When is a Novel Ready?
- when it’s as good as you can get it.
- when you’ve said all you need to say.
- when your mind starts twitching toward the next project
- when you start thinking of all the things you can do when it’s done.
My novel has been nearing cooked for awhile now. I’m on what I hope is my final redrafting. Some readers have told me it’s “that” close.
But… in the past two weeks I’ve found two contradictions that no one has picked up on in all the previous edits and reads, especially not me. i.e. in one chapter my main character lights the gas lamp, two chapters later she flicks on the light switch. (Early days of electricity and they had it in some houses but not in others. This instance was unfortunately set in the same house. Sigh.)
Small things yes, but important.

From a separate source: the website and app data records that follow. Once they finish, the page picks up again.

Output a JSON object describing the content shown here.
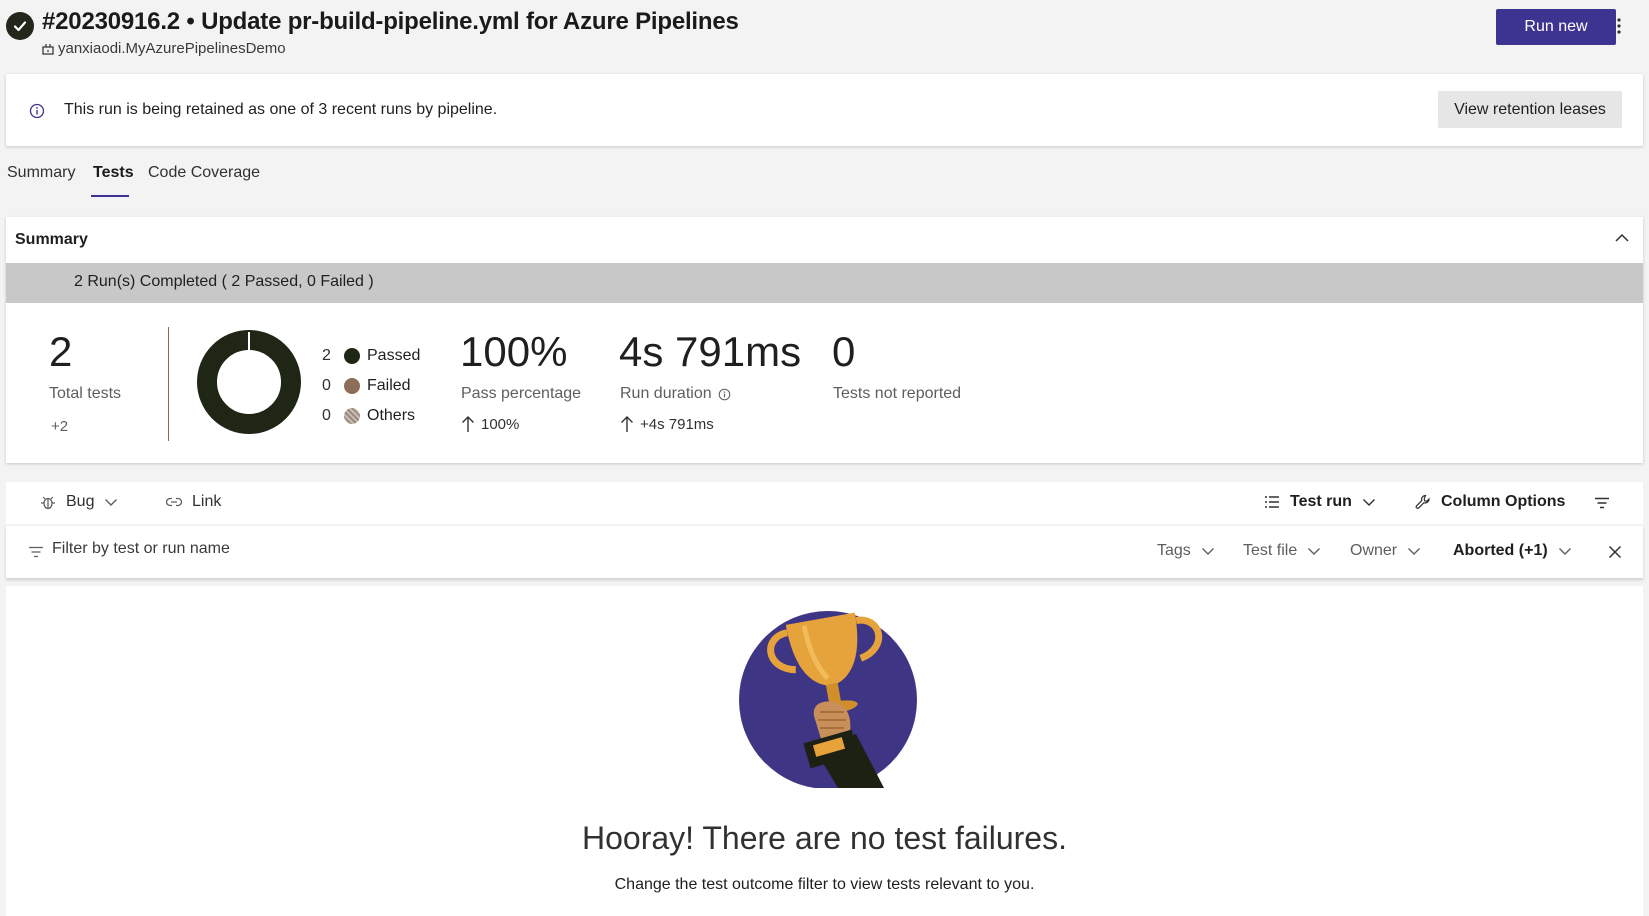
{
  "header": {
    "title": "#20230916.2 • Update pr-build-pipeline.yml for Azure Pipelines",
    "repo": "yanxiaodi.MyAzurePipelinesDemo",
    "run_new_label": "Run new",
    "status_icon": "check-circle-icon",
    "accent_color": "#3d3390"
  },
  "banner": {
    "message": "This run is being retained as one of 3 recent runs by pipeline.",
    "button_label": "View retention leases"
  },
  "tabs": [
    {
      "label": "Summary",
      "active": false
    },
    {
      "label": "Tests",
      "active": true
    },
    {
      "label": "Code Coverage",
      "active": false
    }
  ],
  "summary": {
    "title": "Summary",
    "runs_status": "2 Run(s) Completed ( 2 Passed, 0 Failed )",
    "total_tests": "2",
    "total_label": "Total tests",
    "total_delta": "+2",
    "legend": [
      {
        "count": "2",
        "label": "Passed",
        "color": "#1f2616"
      },
      {
        "count": "0",
        "label": "Failed",
        "color": "#8d6e58"
      },
      {
        "count": "0",
        "label": "Others",
        "color": "#9a8a80"
      }
    ],
    "pass_percentage": "100%",
    "pass_label": "Pass percentage",
    "pass_delta": "100%",
    "run_duration": "4s 791ms",
    "duration_label": "Run duration",
    "duration_delta": "+4s 791ms",
    "not_reported": "0",
    "not_reported_label": "Tests not reported"
  },
  "toolbar": {
    "bug_label": "Bug",
    "link_label": "Link",
    "group_label": "Test run",
    "column_options_label": "Column Options"
  },
  "filter": {
    "placeholder": "Filter by test or run name",
    "tags_label": "Tags",
    "test_file_label": "Test file",
    "owner_label": "Owner",
    "outcome_label": "Aborted (+1)"
  },
  "results": {
    "heading": "Hooray! There are no test failures.",
    "hint": "Change the test outcome filter to view tests relevant to you."
  }
}
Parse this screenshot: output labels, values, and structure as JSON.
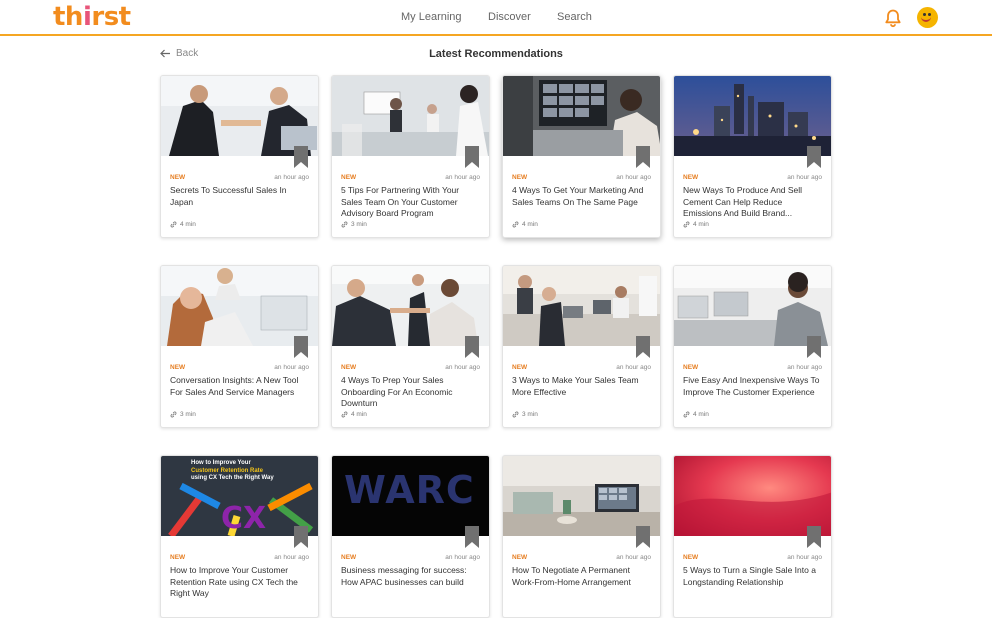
{
  "brand": {
    "logo_text_a": "th",
    "logo_text_i": "i",
    "logo_text_b": "rst"
  },
  "nav": {
    "items": [
      {
        "label": "My Learning"
      },
      {
        "label": "Discover"
      },
      {
        "label": "Search"
      }
    ]
  },
  "header_icons": {
    "notifications": "bell-icon",
    "profile": "avatar"
  },
  "page": {
    "back_label": "Back",
    "title": "Latest Recommendations"
  },
  "cards": [
    {
      "badge": "NEW",
      "time": "an hour ago",
      "title": "Secrets To Successful Sales In Japan",
      "duration": "4 min"
    },
    {
      "badge": "NEW",
      "time": "an hour ago",
      "title": "5 Tips For Partnering With Your Sales Team On Your Customer Advisory Board Program",
      "duration": "3 min"
    },
    {
      "badge": "NEW",
      "time": "an hour ago",
      "title": "4 Ways To Get Your Marketing And Sales Teams On The Same Page",
      "duration": "4 min"
    },
    {
      "badge": "NEW",
      "time": "an hour ago",
      "title": "New Ways To Produce And Sell Cement Can Help Reduce Emissions And Build Brand...",
      "duration": "4 min"
    },
    {
      "badge": "NEW",
      "time": "an hour ago",
      "title": "Conversation Insights: A New Tool For Sales And Service Managers",
      "duration": "3 min"
    },
    {
      "badge": "NEW",
      "time": "an hour ago",
      "title": "4 Ways To Prep Your Sales Onboarding For An Economic Downturn",
      "duration": "4 min"
    },
    {
      "badge": "NEW",
      "time": "an hour ago",
      "title": "3 Ways to Make Your Sales Team More Effective",
      "duration": "3 min"
    },
    {
      "badge": "NEW",
      "time": "an hour ago",
      "title": "Five Easy And Inexpensive Ways To Improve The Customer Experience",
      "duration": "4 min"
    },
    {
      "badge": "NEW",
      "time": "an hour ago",
      "title": "How to Improve Your Customer Retention Rate using CX Tech the Right Way",
      "duration": "",
      "thumb_text_a": "How to Improve Your",
      "thumb_text_b": "Customer Retention Rate",
      "thumb_text_c": "using CX Tech the Right Way"
    },
    {
      "badge": "NEW",
      "time": "an hour ago",
      "title": "Business messaging for success: How APAC businesses can build",
      "duration": "",
      "thumb_text": "WARC"
    },
    {
      "badge": "NEW",
      "time": "an hour ago",
      "title": "How To Negotiate A Permanent Work-From-Home Arrangement",
      "duration": ""
    },
    {
      "badge": "NEW",
      "time": "an hour ago",
      "title": "5 Ways to Turn a Single Sale Into a Longstanding Relationship",
      "duration": ""
    }
  ],
  "colors": {
    "accent": "#f5a623",
    "badge": "#e67e22",
    "logo": "#f28c1e"
  }
}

So am I much further away than I think, or is it simply that writers have to work through all the editing layers for certain problems to reveal?
I think so. I always find it amazing the different types of problems I find in each fresh edit.
For me, it’s always like the miniscule things slip through the many reads and drafts because I’m looking at story development first, and then for things like language, consistency, characterisation, pace, rising tension, balance, scenes, dialogue, narration etc. So many levels and layers before certain obvious or minor issues may jump out. It works the same for finding pieces of info or small incidents that come too late or out of order.
A crit buddy is advising me to set aside what she calls my usual pursuit for perfectionism. And I suspect she’s right. I want this manuscript to be the best it can be, but I don’t want to edit it to death either. I want to stop while the natural and unique voice, my beta readers all love, is still spontaneous and fresh.
It’s imperative it be the best it can be because I don’t want to waste one opportunity with any potential publishers or agents.
It’s thrilling to think I’m nearly there. And terrifying. Three years is a long time and this novel has seen some major and painful interruptions in its birthing.
My darling Mum became ill in 2009 and though I was able to write in the six months before she died, in the middle of the night and in snatches, I wrote only six-thousand words in the six months following.
I strongly believe now that the quiet and deep grief in losing Mum enabled me to write some of the harsh and passionate scenes of loss in my story with a greater power and empathy. It enabled me to tap into a grief I’d never known previously.
I’ve been blessed with a very happy childhood, marriage and children. My life has been fortunate and blessed in so many ways. I am so lucky to have lived the life I wanted and dreamed of, my one wish is that I’d started writing earlier.
Of course, writers write from imagination and we don’t need to live something to write about it, but I do think the heartbreaks and fears of the past three years have rounded me as a writer and brought a far greater ability to feel my story at a level I suspect I would not have had circumstances been different. (Much as I wish them so.)
I’ll never really know how much events influenced the evolution of my storyline. I do know my resulting novel is a powerful testament to women’s strength in a tough era where death and suffering were a given part of life. Stoicism was expected and vital for women in order to survive and endure.
So is it ready? My novel, I mean. Nearly – so close now.
I’m getting some advice from a professional editor on whether it needs a structural edit. I’m way too close now to tell. So much is working, but am I missing something? I’ve written this novel with a huge passion, but always intending for it to be published. I want it to be read. Breaking in to get a first novel published through a mainstream publisher is harder than ever. I want this novel to be the best it can without overworking it. It’s time now for a professional opinion.
Then I’m sure some rewriting – one last draft – a resting period. A final read through, and then, I’ll begin the submission process, which I’m already formulating to target publishers, and seek an agent.
But that’s another blog for another day.
Share this page
Tags: Writing Journey